You might ask why didn’t I try on more dresses? I’m sure if I tried on every single dress in every bridal shop in Manhattan I could have found one I liked more, but would that really make me more happy about my final decision?
Psychologist Barry Shwartz argues that more choices don’t make us happier it only leads to indecision and anxiety . Here are some of the reasons:
Opportunity cost: whenever you make a choice you’re giving up all the potential options that you had before making that choice. Instead of gaining something you’re losing the perceived “freedom” of indecision. The more options the more your giving up by making a decision.
Escalation of expectation: the more choices you have the more you expect to find exactly what you want or need. This is where Barry makes his famous quote, “the secret of happiness is low expectations.” We expect that if we find exactly what we’re looking for it will make us happy, but if we’re not already happy nothing we find will meet our expectations.
Responsibility of failure: if you only have one option and it doesn’t satisfy you you can blame the store, or the world or whatever. But if you have every possible option right in front of you, and you choose one that doesn’t satisfy you 100% you have no one to blame but yourself. That’s a lot of pressure.

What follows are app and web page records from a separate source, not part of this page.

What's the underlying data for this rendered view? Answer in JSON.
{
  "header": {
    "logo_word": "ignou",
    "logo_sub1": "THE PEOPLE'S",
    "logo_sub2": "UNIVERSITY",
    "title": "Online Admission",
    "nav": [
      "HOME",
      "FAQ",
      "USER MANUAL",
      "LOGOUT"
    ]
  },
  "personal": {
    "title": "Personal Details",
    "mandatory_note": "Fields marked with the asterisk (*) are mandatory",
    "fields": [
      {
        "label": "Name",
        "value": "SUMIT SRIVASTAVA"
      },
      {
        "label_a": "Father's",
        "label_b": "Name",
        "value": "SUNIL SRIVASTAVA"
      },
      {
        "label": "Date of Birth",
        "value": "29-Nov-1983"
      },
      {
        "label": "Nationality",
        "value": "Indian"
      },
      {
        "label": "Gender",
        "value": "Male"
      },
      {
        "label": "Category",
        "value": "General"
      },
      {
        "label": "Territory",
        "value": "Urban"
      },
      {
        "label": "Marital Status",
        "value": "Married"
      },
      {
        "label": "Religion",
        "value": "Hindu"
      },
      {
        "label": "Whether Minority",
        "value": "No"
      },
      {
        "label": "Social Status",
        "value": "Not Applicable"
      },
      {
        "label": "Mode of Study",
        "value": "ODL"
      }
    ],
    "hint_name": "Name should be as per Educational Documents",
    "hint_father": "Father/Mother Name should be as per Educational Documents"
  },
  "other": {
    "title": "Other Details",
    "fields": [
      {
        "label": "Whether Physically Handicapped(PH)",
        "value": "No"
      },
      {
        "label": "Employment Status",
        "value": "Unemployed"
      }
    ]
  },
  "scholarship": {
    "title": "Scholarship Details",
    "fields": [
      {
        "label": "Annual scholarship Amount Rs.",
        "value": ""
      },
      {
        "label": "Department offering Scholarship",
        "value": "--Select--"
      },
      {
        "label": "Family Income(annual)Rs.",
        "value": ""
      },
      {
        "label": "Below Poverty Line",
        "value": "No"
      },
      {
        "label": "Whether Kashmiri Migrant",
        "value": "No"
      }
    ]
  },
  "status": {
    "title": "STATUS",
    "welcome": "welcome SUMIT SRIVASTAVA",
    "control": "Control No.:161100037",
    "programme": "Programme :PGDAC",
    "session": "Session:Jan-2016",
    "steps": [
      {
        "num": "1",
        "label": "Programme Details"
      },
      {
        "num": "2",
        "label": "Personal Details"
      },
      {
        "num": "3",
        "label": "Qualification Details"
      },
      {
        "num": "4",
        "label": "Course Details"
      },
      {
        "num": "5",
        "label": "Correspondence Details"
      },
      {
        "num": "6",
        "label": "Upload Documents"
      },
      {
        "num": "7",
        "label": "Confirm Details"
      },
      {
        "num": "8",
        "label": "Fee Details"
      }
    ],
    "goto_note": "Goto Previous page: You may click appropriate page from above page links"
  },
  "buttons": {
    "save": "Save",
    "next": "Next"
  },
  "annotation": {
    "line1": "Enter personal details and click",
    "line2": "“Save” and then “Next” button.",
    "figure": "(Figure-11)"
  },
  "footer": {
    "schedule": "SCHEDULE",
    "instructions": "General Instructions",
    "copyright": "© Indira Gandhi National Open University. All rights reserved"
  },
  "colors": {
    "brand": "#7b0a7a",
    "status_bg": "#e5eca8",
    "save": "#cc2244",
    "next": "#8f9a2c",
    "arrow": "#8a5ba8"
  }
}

I new that trying on a thousand dresses would only make me more critical and more stressed out. I’m very happy with my decision, and even more happy that the decision making process was easy and fun.
Now here’s some practical advice for brides to be. If you are going to try on dresses any time soon, here are some tips:
- Try on multiple styles (princess, mermaid, column, etc). You’re going to go in thinking you want one thing but seeing the effect of a different style of dress might completely change your mind.
- Don’t go with a lot of people. I went with my friend and my mom. The more people you have the less they’ll have in common – just try to get 6 people to agree on a restaurant.
- Get feedback on your personality. When I was choosing between two dresses, my mom and friend described how they saw me – romantic and whimsical. Once I heard that, and agreed with it, I knew that the other dress was gorgeous but it wasn’t me.